Final Fantasy X hit our shores December 2001 and has since then sold over 1.8 million copies (5.9 million worldwide). Then, in early September 2003, Final Fantasy X graduated to become on of the PlayStation 2 “Greatest Hits” games that retail for $19.99 US. At a price just under $20, everyone could afford to pick it up. Reasons for moving to a mass market price point? Either to jump start sales, or to gear everyone up for a sequel.
Even though Final Fantasy X is the tenth ‘title’ game in the series, you couldn’t really call any of the Final Fantasy follow-ups true sequels. By the American Heritage dictionary’s definition, a sequel is “a literary, dramatic, or cinematic work whose narrative continues that of a preexisting work.” While many of the Final Fantasy games share certain elements (such as Chocobos and a guy named Cid), the worlds, characters, narratives, even play mechanics were all independent of one another.
The Final Fantasy series was one that carried on with sequels that weren’t really sequels… that is, until Square decided to make a sequel.
Who likes short shorts?
About a year ago at the Tokyo Game Show, a teaser poster was released featuring Final Fantasy X’s female lead looking remarkably different and sporting shorts that redefined short.
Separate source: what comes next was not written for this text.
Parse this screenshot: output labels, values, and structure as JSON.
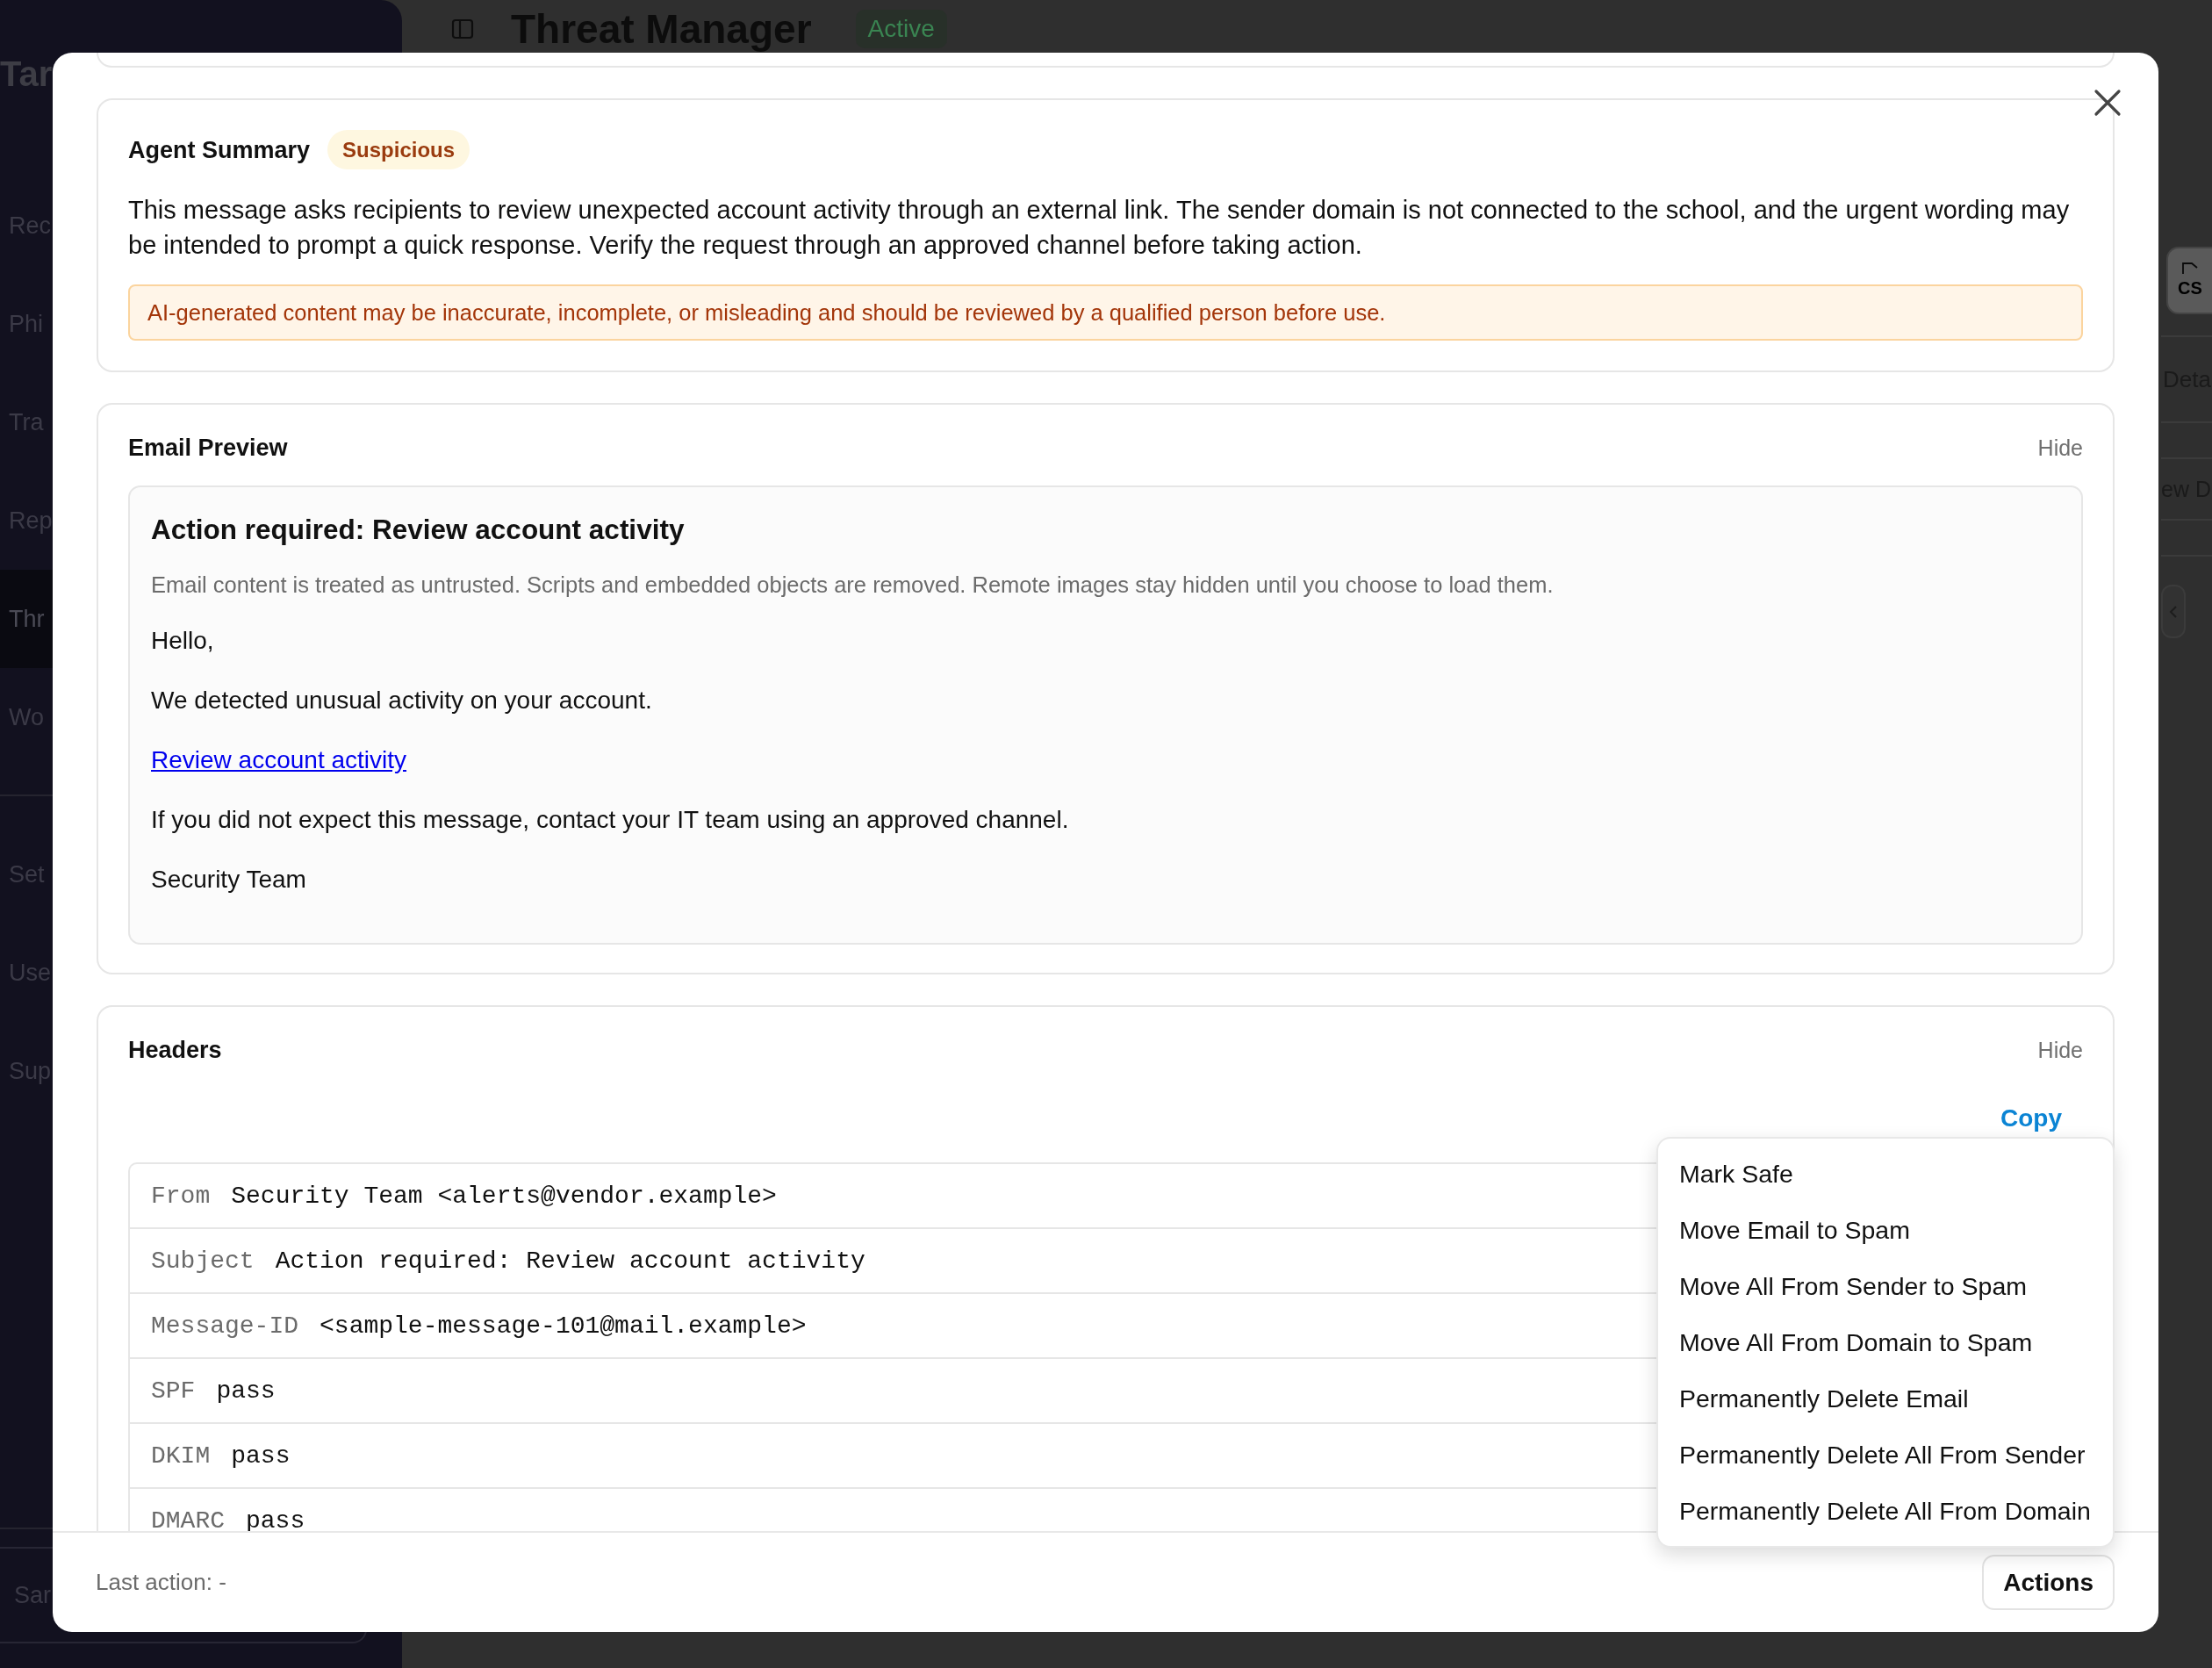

The first Final Fantasy sequel was official.
A very different Yuna
Final Fantasy X-2 hit the streets of Japan on March 13, 2003, but North American gamers will have to wait until early December before getting their official turn in the short shorts.
We were fortunate enough to play through a good deal of the localization-in-progress English version of Final Fantasy X-2, so read on to learn all about the first real Final Fantasy sequel.